Emerson College Polling Society students and volunteers working on a recent poll. From left: Matthew Mariano '15, Felix Chen '14, Aishwarya Ranani '15, and Chris Kane '17. (Courtesy Photo)
Hannah Ritter ’16, a Communication Studies major and co-president of the polling society, said the group chose to tackle several topics because they are all continuously discussed in ongoing news cycles.
The group’s latest poll is receiving local and national media attention.
“The most newsworthy poll showed that the Massachusetts residents we surveyed support the death penalty for Dzhokhar Tsarnaev,” Ritter said.
In that scientific survey of 798 adults from Massachusetts, 52 percent said they support the death penalty for the Boston Marathon bombing suspect currently on trial in federal court, and only 20 percent oppose it. These results differ from a WBUR/MassInc Polling Group poll released earlier week, which surveyed 504 Massachusetts residents and found a majority opposed the death penalty for Tsarnaev.

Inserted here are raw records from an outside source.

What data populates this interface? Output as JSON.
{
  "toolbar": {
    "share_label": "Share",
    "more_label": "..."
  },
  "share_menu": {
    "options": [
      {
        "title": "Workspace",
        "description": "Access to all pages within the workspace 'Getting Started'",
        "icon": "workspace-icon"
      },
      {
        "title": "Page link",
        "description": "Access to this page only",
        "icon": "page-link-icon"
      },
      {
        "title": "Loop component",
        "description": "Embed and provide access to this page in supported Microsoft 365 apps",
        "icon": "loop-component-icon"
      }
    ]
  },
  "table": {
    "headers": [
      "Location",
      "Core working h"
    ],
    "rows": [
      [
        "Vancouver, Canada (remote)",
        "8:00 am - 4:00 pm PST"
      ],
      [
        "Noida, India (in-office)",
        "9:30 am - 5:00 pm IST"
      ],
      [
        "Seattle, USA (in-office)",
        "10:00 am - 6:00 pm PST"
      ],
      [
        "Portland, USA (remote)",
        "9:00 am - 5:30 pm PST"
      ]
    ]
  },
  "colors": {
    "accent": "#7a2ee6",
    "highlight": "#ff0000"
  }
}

“It’s one thing to say you don’t support it, but it’s another to say you oppose it,” said Ritter, referring to the Emerson polling results.
When it comes to whether Tsarnaev should get the death penalty in his federal trial, 52 percent of respondents are in favor, 23 percent are opposed, and 25 percent are undecided. (Massachusetts state courts do not have a death penalty.)
Other key findings from the Emerson College Polling Society (ECPS) poll are:
· Support for Boston’s bid to host the 2024 summer Olympics has dwindled since an ECPS poll in January. Only 31 percent now support the games being held in Boston versus 42 percent in January. Fifty-one percent of respondents are opposed.
· Former Secretary of State Hillary Clinton would beat U.S. Senator Elizabeth Warren, 43 percent to 16 percent, if a hypothetical Democratic primary election for president were held today.
· Eighty-two percent of respondents approve of Massachusetts Governor Charlie Baker’s handling of this winter’s back-to-back major snowstorms, and only 18 percent disapprove. This high level of support crossed party lines, with 77 percent of Democrats, 82 percent of Independents, and 94 percent of Republicans approving.
· New England Patriots football fans renewed their faith in coach Bill Belichick. When asked if the Pats should have given cornerback Darrelle Revis $20 million to stay in Boston, 44 percent said no, 17 percent said yes, and 39 percent were undecided.
Ritter said she became co-president of ECPS this year, along with classmate Chris Kane ’17, after handling social media for the group last year.
Emerson College Polling Society students and volunteers: Ash Rao '14, Hannah Ritter '16, Chris Kane '17, Susannah Sudborough '16, and Tina Safford '18. (Courtesy Photo)
“One of the most rewarding parts of this is finding a community within my major, and working with people similarly minded as me academically,” Ritter said.
Ritter said the student group, led by faculty advisor Spencer Kimball, is highly collaborative.
“We put everything together as a group,” she said. “We formulate the questions by beginning with a topic. We research it and put all of the questions together in a Google Doc. Everyone has a chance to put their two cents in.”
“My major is Political Communication (in the Communication Studies Department), so I study politics a lot,” Ritter said. “I’m gaining skills here I wouldn’t have been able to gain otherwise.”